National Taxpayer Advocate Nina Olson presented her annual report to Congress in January recommending dozens of issues for the IRS and Congress to resolve this year. The report analyzes issues in 26 categories, including collection and tax services, privacy protection and tax preparer standards.
Late tax-law changes. Olson said paper and electronic filers may not be claiming deductions because Form 1040 and its instructions are often finalized after tax preparation software packages have been completed. She recommended the IRS create a formal process to update Congress’ taxwriting committees, starting June 30, about how tax filing might be slowed by late changes to the Tax Code.
Tax gap. The report recommended the IRS establish a “cash economy program office” to improve compliance in the cash economy. The IRS has already rejected this suggestion. The report said the cash economy accounts for about $100 billion of the estimated annual tax gap of between $290 billion and $345 billion, as determined by a 2001 IRS analysis.

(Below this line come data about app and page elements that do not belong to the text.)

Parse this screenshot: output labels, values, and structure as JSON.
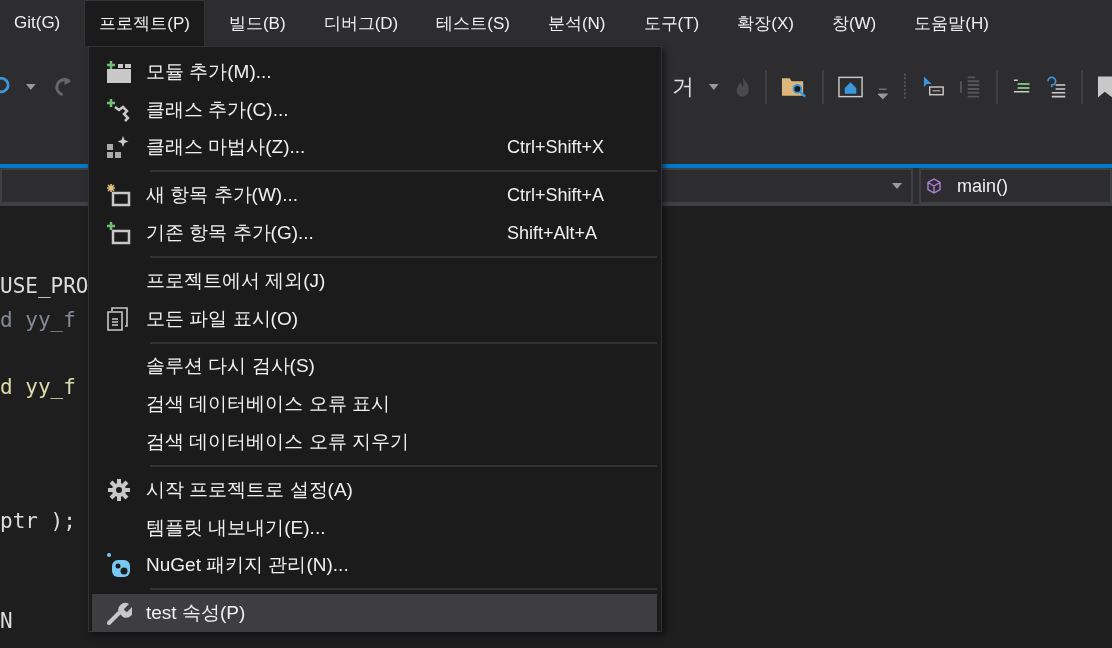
{
  "menubar": [
    {
      "label": "Git(G)",
      "selected": false
    },
    {
      "label": "프로젝트(P)",
      "selected": true
    },
    {
      "label": "빌드(B)",
      "selected": false
    },
    {
      "label": "디버그(D)",
      "selected": false
    },
    {
      "label": "테스트(S)",
      "selected": false
    },
    {
      "label": "분석(N)",
      "selected": false
    },
    {
      "label": "도구(T)",
      "selected": false
    },
    {
      "label": "확장(X)",
      "selected": false
    },
    {
      "label": "창(W)",
      "selected": false
    },
    {
      "label": "도움말(H)",
      "selected": false
    }
  ],
  "toolbar": {
    "partial_label": "거"
  },
  "navigation_bar": {
    "member": "main()"
  },
  "code_lines": [
    {
      "text": "USE_PRO",
      "kind": "plain"
    },
    {
      "text": "d yy_f",
      "kind": "dim"
    },
    {
      "kind": "blank"
    },
    {
      "text": "d yy_f",
      "kind": "call"
    },
    {
      "kind": "blank"
    },
    {
      "kind": "blank"
    },
    {
      "kind": "blank"
    },
    {
      "text": "ptr );",
      "kind": "plain"
    },
    {
      "kind": "blank"
    },
    {
      "kind": "blank"
    },
    {
      "text": "N",
      "kind": "plain"
    }
  ],
  "menu": {
    "items": [
      {
        "kind": "item",
        "label": "모듈 추가(M)...",
        "selected": false
      },
      {
        "kind": "item",
        "label": "클래스 추가(C)...",
        "selected": false
      },
      {
        "kind": "item",
        "label": "클래스 마법사(Z)...",
        "shortcut": "Ctrl+Shift+X",
        "selected": false
      },
      {
        "kind": "separator"
      },
      {
        "kind": "item",
        "label": "새 항목 추가(W)...",
        "shortcut": "Ctrl+Shift+A",
        "selected": false
      },
      {
        "kind": "item",
        "label": "기존 항목 추가(G)...",
        "shortcut": "Shift+Alt+A",
        "selected": false
      },
      {
        "kind": "separator"
      },
      {
        "kind": "item",
        "label": "프로젝트에서 제외(J)",
        "selected": false
      },
      {
        "kind": "item",
        "label": "모든 파일 표시(O)",
        "selected": false
      },
      {
        "kind": "separator"
      },
      {
        "kind": "item",
        "label": "솔루션 다시 검사(S)",
        "selected": false
      },
      {
        "kind": "item",
        "label": "검색 데이터베이스 오류 표시",
        "selected": false
      },
      {
        "kind": "item",
        "label": "검색 데이터베이스 오류 지우기",
        "selected": false
      },
      {
        "kind": "separator"
      },
      {
        "kind": "item",
        "label": "시작 프로젝트로 설정(A)",
        "selected": false
      },
      {
        "kind": "item",
        "label": "템플릿 내보내기(E)...",
        "selected": false
      },
      {
        "kind": "item",
        "label": "NuGet 패키지 관리(N)...",
        "selected": false
      },
      {
        "kind": "separator"
      },
      {
        "kind": "item",
        "label": "test 속성(P)",
        "selected": true
      }
    ]
  }
}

Private debt collection. Olson called for repeal of the use of private debt collection agencies to collect back taxes. She estimated the $7.35 million appropriated to this program in fiscal 2008 would result in $30 million in collections, compared with $146 million that could be collected through the IRS’s Automated Collection System.
Apology payments. Taxpayers should be given nontaxable “apology payments” of between $100 and $1,000 if they suffer undue burdens or excessive expenses caused by IRS mistakes or inaction.

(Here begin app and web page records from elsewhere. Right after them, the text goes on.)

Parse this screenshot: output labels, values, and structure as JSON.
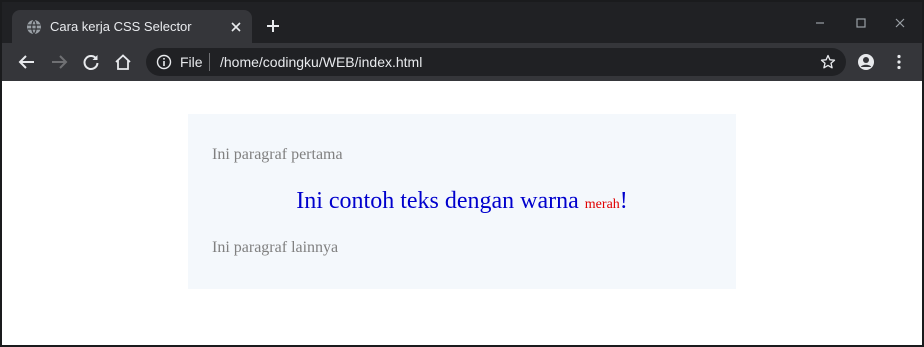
{
  "tab": {
    "title": "Cara kerja CSS Selector"
  },
  "address_bar": {
    "scheme_label": "File",
    "url": "/home/codingku/WEB/index.html"
  },
  "page": {
    "paragraph_first": "Ini paragraf pertama",
    "headline_text": "Ini contoh teks dengan warna",
    "headline_red_word": "merah",
    "headline_end": "!",
    "paragraph_other": "Ini paragraf lainnya"
  },
  "colors": {
    "chrome_dark": "#202124",
    "toolbar": "#35363a",
    "headline_blue": "#0000cd",
    "red_word": "#e00000",
    "paragraph_gray": "#808080",
    "container_bg": "#f4f8fc"
  }
}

Circular 230. The report called on the IRS Office of Professional Responsibility to clarify some aspects of Circular 230, particularly whether tax advice is a “covered opinion,” what constitutes “willful” conduct, and whether a statute of limitations applies to violations.

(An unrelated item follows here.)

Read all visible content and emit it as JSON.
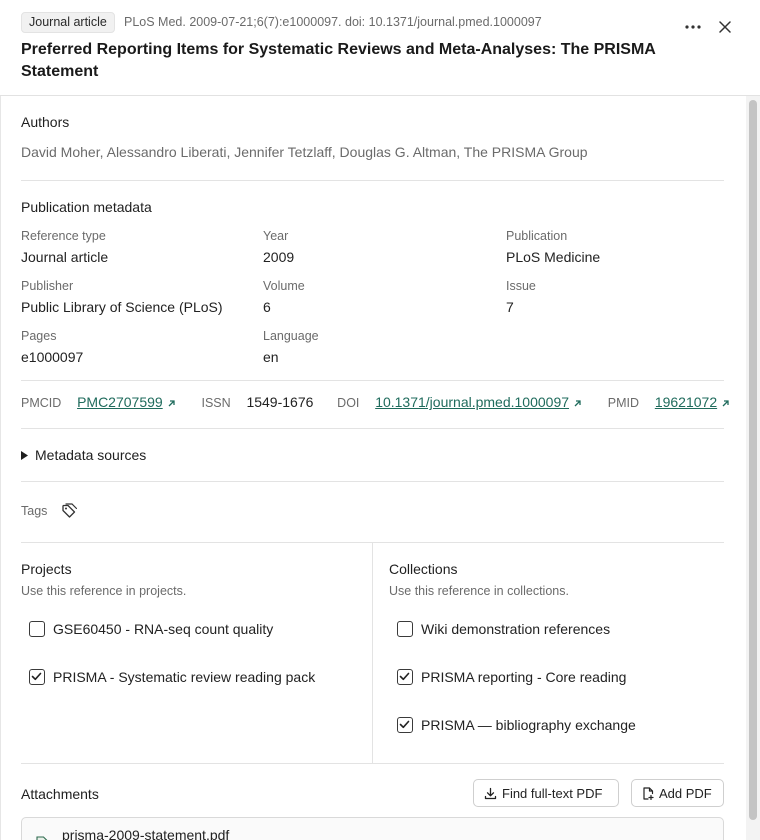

Tax preparer standards. The report highlighted the risk created by heightened preparer standards of “more likely than not” under IRC § 6694. This change gives a preparer the incentive to choose a course that protects the preparer’s own interests rather than the taxpayer’s.
Tax strategy patents. Olson also called on Congress to pass pending legislation banning tax strategy patents or barring their enforcement (see “On Equal Terms”). If Congress does not outlaw such patents, it should require the U.S. Patent and Trademark Office to refer them to the IRS to review whether their strategies are abusive.
Most-litigated issues. Congress should expand the spousal protections of sections 66 and 6015. The proposed changes would allow defenses under those sections to be raised in a collections action in district court. Current law allows the defenses in district court only in a refund action. Joint and several liability under section 6015 was the ninth most-litigated issue in the past year.
The third most-litigated issue involved summons enforcement under sections 7602, 7604 and 7609. The report listed several cases to illustrate the Service’s more aggressive stand in such matters, including the recent Textron case, in which a lower court granted work product protection to third-party workpapers (see “Tax Matters: Work Product Stands Up to IRS Summons,” JofA, Nov. 07, page 80).
The report is available at www.irs.gov/advocate/article/0,,id=177301,00.html.